- [Task brief]:
Please report every line in the entries that contains the string "value".

----- Provided data -----

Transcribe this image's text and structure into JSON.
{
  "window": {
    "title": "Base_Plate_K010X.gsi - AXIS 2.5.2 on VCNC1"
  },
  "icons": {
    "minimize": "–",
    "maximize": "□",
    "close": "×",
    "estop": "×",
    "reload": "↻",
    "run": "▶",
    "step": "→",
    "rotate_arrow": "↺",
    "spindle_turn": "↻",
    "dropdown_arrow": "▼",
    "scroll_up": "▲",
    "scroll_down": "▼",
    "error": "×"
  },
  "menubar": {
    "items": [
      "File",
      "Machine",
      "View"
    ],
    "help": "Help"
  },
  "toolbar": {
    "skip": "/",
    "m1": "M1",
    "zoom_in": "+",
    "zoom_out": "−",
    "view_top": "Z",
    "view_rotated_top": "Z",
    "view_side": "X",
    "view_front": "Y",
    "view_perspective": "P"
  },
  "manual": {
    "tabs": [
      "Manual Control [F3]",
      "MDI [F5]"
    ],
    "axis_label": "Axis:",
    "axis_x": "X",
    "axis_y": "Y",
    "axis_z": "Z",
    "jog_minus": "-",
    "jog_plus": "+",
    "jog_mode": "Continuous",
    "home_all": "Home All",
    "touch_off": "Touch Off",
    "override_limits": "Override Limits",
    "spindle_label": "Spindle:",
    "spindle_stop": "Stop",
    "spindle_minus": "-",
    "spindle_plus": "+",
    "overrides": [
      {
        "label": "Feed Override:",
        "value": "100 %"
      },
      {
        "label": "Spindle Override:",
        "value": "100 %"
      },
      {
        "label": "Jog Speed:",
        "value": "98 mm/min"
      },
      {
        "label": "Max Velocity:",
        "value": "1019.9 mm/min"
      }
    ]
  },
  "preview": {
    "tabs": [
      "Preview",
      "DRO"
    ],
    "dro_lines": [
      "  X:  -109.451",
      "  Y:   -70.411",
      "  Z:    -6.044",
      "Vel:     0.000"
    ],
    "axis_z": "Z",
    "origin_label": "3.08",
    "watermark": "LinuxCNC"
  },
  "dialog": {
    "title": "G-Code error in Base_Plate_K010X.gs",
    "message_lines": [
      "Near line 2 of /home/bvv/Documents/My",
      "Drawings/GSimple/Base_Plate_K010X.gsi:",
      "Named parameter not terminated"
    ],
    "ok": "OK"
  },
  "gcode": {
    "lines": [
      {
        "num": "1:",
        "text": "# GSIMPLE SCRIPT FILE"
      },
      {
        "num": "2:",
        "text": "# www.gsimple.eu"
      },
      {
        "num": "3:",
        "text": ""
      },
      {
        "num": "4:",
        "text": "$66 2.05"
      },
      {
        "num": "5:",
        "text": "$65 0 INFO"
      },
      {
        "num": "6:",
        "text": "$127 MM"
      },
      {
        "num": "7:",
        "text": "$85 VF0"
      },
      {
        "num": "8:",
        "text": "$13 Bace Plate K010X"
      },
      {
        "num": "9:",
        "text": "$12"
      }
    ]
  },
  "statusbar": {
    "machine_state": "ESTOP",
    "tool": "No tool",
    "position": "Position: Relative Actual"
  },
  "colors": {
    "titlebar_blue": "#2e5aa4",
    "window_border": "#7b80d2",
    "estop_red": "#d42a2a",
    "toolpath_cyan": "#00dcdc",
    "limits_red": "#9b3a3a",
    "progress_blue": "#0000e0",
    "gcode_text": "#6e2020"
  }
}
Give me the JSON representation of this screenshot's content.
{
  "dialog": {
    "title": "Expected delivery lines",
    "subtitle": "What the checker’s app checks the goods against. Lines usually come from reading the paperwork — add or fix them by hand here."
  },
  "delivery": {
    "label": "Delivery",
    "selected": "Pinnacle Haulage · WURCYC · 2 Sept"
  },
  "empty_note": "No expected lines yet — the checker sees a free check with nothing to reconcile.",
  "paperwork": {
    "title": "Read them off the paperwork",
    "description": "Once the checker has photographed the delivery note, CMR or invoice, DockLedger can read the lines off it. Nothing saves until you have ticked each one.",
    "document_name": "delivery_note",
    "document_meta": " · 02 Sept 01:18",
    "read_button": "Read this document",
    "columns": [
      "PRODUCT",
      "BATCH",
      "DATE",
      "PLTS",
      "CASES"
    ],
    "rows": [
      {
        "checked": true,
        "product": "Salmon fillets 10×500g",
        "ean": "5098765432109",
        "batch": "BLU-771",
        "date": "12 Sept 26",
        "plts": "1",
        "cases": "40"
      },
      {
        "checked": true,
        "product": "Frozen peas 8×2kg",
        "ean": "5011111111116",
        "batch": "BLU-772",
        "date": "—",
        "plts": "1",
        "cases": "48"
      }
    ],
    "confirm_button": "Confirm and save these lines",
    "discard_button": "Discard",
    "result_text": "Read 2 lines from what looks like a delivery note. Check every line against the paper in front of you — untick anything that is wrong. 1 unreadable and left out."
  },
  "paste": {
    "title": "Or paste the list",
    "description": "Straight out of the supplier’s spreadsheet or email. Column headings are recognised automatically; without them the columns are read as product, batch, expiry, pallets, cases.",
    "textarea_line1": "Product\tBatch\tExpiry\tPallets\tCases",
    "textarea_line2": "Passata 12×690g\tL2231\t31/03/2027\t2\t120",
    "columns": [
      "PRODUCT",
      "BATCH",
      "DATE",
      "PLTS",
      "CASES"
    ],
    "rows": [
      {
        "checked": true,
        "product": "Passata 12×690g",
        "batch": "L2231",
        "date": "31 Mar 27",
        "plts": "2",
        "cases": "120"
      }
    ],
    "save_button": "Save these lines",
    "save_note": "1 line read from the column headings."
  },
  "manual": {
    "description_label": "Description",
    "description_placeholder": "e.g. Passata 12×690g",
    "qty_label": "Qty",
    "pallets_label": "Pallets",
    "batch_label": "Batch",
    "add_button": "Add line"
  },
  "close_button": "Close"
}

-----

- [Response box]:
        "value": "100 %"
        "value": "100 %"
        "value": "98 mm/min"
        "value": "1019.9 mm/min"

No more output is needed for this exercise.